_WORK INSTRUCTION_. The lines to be copied are those below that contain "SETTINGS".

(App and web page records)

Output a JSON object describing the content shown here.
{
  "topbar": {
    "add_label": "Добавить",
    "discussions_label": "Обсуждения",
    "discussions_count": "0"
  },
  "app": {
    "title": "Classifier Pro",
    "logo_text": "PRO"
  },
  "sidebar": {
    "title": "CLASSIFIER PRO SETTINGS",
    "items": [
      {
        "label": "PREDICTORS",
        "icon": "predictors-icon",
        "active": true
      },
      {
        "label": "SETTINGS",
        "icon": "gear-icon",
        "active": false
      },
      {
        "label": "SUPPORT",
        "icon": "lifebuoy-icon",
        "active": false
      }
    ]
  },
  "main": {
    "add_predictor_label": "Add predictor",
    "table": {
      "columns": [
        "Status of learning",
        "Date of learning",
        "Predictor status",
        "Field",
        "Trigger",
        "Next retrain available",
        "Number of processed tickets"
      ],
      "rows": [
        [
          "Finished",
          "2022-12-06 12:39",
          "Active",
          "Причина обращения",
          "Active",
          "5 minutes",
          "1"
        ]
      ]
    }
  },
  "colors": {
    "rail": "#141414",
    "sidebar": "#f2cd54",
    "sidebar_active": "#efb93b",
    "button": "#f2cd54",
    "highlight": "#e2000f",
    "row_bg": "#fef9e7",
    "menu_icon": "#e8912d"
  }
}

_WRITTEN RESPONSE_.
    "title": "CLASSIFIER PRO SETTINGS",
        "label": "SETTINGS",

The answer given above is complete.